(PROVIDED MATERIAL)

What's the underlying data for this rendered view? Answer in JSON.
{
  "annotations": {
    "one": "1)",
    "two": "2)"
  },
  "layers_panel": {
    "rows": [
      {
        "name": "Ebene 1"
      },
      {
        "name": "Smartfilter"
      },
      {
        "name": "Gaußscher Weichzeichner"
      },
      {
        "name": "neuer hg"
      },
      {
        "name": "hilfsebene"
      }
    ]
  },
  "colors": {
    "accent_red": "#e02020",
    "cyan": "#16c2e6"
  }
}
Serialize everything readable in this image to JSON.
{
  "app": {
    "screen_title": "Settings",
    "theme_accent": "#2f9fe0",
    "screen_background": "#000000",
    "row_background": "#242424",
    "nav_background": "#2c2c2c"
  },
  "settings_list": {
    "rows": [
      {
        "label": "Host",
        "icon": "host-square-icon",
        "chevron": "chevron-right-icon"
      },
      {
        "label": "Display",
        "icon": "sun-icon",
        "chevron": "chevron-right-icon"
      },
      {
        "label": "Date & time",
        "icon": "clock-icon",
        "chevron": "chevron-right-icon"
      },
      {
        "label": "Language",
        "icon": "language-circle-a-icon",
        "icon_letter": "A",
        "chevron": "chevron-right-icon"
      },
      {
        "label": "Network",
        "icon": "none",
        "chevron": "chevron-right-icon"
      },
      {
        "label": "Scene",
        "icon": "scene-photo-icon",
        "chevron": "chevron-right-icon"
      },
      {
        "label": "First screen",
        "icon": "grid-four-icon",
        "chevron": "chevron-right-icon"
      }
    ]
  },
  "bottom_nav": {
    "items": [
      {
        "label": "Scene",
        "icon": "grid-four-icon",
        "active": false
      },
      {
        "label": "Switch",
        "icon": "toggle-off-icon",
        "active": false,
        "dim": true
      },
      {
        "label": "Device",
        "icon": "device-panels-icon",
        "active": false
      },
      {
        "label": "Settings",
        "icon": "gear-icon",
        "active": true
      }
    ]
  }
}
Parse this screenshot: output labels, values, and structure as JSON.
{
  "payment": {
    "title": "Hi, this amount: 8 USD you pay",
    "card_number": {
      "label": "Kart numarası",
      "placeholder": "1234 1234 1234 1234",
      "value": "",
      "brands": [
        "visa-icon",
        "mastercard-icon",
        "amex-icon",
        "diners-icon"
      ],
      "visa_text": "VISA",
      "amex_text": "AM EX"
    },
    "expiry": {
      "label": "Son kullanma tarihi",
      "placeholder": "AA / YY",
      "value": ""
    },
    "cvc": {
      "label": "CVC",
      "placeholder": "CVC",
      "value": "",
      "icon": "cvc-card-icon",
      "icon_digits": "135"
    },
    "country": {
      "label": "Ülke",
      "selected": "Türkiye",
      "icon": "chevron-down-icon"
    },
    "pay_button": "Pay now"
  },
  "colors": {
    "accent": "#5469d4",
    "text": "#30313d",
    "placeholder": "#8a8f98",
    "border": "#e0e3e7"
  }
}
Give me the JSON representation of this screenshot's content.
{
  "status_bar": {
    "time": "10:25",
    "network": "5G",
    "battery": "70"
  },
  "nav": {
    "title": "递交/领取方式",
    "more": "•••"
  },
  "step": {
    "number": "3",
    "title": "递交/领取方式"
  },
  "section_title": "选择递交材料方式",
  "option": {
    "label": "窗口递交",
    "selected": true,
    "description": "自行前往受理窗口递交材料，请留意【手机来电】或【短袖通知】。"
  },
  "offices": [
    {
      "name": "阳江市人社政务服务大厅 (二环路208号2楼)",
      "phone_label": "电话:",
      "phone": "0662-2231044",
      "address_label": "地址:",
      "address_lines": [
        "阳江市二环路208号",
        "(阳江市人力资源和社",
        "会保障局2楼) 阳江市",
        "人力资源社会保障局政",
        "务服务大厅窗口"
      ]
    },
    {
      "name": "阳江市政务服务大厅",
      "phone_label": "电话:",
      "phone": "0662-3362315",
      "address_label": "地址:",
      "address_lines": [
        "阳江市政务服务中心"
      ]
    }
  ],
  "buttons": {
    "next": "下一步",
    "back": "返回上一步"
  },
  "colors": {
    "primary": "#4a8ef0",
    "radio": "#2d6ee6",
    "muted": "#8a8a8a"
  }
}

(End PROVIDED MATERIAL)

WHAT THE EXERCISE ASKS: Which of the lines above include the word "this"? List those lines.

WRITTEN RESPONSE:
What's the underlying data for this rendered view? Answer in JSON.
Serialize everything readable in this image to JSON.
Parse this screenshot: output labels, values, and structure as JSON.
    "title": "Hi, this amount: 8 USD you pay",
Give me the JSON representation of this screenshot's content.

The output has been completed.